The process provides “cause for optimism” for many people with persistent headaches and those who care for them.
A diet high in omega-3 fatty acids (n-3) will reduce the incidence of headaches compared to a diet high in omega-3 and omega-6 fatty acids (n-6), one finds Study published today by the BMJ (June). 02/30/2021).
Modern, industrialized diets are usually low in omega-3 fatty acids and high in omega-6 fatty acids. These fatty acids are precursors to oxylipins – molecules that help regulate pain and inflammation.
Oxylipins derived from omega-3 fatty acids have been linked to pain relieving effects, while oxylipins derived from omega-6 fatty acids can exacerbate pain and trigger migraines. But previous studies evaluating omega-3 fatty acid supplements for migraines have been inconclusive.
A US research team wanted to find out whether a diet high in omega-3 fatty acids would increase levels of the pain reliever 17-hydroxydocosahexaenoic acid (17-HDHA) and reduce the frequency and severity of headaches.
Their results are based on 182 patients at the University of North Carolina, USA (88% female; mean age 38 years) with migraine headaches 5-20 days per month who were randomly assigned to one of three diets over 16 weeks.
The control diet contained typical amounts of omega-3 and omega-6 fatty acids. Both intervention diets increased the intake of omega-3 fatty acids. One maintained omega-6 acid intake as in the control diet, and the other decreased omega-6 acid intake at the same time.

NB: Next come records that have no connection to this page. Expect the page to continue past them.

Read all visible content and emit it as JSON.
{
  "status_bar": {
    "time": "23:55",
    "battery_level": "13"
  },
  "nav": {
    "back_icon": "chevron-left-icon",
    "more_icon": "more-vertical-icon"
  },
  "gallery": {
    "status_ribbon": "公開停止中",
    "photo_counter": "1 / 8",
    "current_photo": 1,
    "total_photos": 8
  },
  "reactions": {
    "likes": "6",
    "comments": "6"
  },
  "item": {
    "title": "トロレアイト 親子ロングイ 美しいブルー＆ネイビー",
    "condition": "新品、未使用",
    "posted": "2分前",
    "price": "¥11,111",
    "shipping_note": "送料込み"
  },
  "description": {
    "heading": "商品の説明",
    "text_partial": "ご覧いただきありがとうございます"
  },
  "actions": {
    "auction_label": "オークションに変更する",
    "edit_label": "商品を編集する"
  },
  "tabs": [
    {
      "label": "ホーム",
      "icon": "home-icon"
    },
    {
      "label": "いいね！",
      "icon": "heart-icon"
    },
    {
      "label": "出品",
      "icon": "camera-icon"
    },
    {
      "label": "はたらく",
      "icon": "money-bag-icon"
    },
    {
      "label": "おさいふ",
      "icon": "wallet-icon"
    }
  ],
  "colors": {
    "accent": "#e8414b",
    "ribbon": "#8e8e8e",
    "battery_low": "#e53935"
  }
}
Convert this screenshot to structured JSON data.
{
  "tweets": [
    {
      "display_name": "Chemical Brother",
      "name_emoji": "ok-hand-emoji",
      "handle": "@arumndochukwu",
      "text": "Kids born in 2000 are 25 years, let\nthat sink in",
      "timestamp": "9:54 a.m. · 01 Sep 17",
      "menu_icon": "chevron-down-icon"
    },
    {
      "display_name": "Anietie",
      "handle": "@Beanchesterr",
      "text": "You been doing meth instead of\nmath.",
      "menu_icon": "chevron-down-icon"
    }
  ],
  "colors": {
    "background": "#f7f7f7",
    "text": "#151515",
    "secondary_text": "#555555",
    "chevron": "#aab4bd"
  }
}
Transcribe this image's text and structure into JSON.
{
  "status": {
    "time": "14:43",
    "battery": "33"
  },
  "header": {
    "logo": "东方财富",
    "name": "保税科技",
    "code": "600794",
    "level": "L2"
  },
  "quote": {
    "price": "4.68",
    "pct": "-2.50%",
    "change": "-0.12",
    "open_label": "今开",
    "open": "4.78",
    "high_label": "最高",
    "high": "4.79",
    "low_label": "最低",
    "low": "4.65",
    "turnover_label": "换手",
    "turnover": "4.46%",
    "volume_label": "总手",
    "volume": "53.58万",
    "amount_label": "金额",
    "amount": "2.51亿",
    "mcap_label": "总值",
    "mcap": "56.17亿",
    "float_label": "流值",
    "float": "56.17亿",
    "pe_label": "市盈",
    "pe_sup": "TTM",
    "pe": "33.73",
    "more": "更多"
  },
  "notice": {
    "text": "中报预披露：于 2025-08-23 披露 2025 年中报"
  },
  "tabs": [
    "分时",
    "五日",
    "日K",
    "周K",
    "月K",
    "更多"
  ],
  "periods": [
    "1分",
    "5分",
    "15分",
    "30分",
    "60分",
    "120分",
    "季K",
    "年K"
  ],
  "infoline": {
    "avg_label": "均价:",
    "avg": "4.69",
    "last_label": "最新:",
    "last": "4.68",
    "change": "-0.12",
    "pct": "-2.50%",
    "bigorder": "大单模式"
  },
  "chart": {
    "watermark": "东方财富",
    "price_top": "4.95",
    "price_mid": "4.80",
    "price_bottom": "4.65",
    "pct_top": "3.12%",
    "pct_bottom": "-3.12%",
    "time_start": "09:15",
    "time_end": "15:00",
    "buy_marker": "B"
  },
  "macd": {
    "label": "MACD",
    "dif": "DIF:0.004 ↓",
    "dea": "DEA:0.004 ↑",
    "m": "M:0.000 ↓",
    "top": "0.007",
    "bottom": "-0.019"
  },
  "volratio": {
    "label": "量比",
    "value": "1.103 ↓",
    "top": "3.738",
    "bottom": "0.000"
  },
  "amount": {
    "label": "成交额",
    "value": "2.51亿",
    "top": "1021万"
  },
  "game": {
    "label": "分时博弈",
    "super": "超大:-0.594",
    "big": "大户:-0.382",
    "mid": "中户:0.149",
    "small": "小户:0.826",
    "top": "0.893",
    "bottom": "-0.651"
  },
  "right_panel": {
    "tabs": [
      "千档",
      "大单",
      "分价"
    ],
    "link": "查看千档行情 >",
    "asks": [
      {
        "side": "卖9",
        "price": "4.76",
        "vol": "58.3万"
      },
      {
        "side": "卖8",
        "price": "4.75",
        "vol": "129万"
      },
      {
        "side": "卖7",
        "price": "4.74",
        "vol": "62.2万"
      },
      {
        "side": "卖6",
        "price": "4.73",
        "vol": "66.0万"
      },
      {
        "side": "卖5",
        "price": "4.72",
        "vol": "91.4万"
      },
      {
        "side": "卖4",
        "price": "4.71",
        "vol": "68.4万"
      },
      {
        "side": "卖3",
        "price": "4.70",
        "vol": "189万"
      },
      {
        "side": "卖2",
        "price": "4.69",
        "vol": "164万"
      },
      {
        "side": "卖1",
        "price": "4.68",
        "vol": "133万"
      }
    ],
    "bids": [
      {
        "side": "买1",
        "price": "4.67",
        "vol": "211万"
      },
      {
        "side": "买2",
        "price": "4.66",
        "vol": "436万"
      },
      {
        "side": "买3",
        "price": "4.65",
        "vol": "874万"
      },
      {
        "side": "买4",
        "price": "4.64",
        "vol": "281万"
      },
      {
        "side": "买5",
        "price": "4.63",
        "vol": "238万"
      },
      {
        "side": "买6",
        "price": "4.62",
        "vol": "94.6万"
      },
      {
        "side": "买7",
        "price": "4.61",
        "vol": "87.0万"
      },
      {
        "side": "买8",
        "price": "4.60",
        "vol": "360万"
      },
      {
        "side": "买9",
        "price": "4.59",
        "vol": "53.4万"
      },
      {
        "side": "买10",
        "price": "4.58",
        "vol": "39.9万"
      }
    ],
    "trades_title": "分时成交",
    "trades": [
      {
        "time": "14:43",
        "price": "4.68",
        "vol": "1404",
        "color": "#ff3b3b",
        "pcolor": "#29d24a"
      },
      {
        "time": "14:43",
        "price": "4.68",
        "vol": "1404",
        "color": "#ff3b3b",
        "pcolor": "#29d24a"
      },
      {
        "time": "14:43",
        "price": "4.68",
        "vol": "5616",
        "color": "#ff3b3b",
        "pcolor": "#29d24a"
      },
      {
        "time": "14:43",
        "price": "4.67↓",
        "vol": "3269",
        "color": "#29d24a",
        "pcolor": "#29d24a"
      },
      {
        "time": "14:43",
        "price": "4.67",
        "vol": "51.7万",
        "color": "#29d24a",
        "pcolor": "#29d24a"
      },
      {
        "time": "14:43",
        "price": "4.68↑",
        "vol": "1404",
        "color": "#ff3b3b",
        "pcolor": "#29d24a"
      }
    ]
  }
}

During the study, participants received regular nutritional advice and access to online support information. They also completed the Headache Impact Test (HIT-6) – a questionnaire designed to evaluate the effects of headaches on quality of life. The headache frequency was recorded daily using an electronic diary.
Over the 16 weeks, both intervention diets increased 17-HDHA levels compared to the control diet, and while the HIT-6 values improved in both intervention groups, they were not statistically significantly different from the control group.
However, the frequency of headaches was statistically significantly reduced in both intervention groups.
The omega-3-rich diet was associated with a reduction of 1.3 hours of headache per day and two headache days per month. The high omega-3 and low omega-6 diet groups saw 1.7 hours of headache reduction per day and four headache days per month, suggesting an added benefit of lowering omega-6 fatty acids in the diet leaves.
Participants in the intervention groups also reported shorter and less severe headaches compared to those in the control group.
This was a high quality, well-designed study, but the researchers point out some limitations, such as the difficulty for patients to follow a strict diet and the fact that most of the participants were relatively young women, so the results may not have older children apply to adults, men, or other populations.
“Although the diets did not significantly improve quality of life, they resulted in large, robust reductions in the frequency and severity of headaches compared to the control diet,” they write.
“This study provides biologically plausible evidence that pain can be treated by targeted dietary changes in humans. Collective results suggest causal mechanisms involved in the n-3 and n-6 fatty acids [pain regulation], and open the door to new approaches to managing chronic pain in humans, ”they conclude.
These results support the recommendation of an omega-3-rich diet for patients in clinical practice, says Rebecca Burch of Brigham and Women’s Hospital in a linked editorial.
She acknowledges that the results of this study are complex to interpret, but suggests that studies of recently approved migraine prevention drugs showed a reduction of around 2 to 2.5 headache days per month compared to placebo, suggesting that a dietary intervention can be comparable or better.
In addition, many migraine sufferers are highly motivated and interested in changing their diet, she adds. These results “bring us one step closer to a goal long sought by headache sufferers and those who care for them: a migraine diet backed by solid clinical trial results.”
“Dietary Modifications to N-3 and N-6 Fatty Acids to Reduce Headache in Adults with Migraines: Randomized Controlled Trial” June 30, 2021, The BMJ.
DOI: 10.1136 / bmj.n1448
“Dietary Omega-3 Fatty Acids for Migraines” June 30, 2021, The BMJ.
DOI: 10.1136 / bmj.n1535
Funding: National Institutes of Health (NIH); National Center for Complementary and Inclusive Health (NCCIH)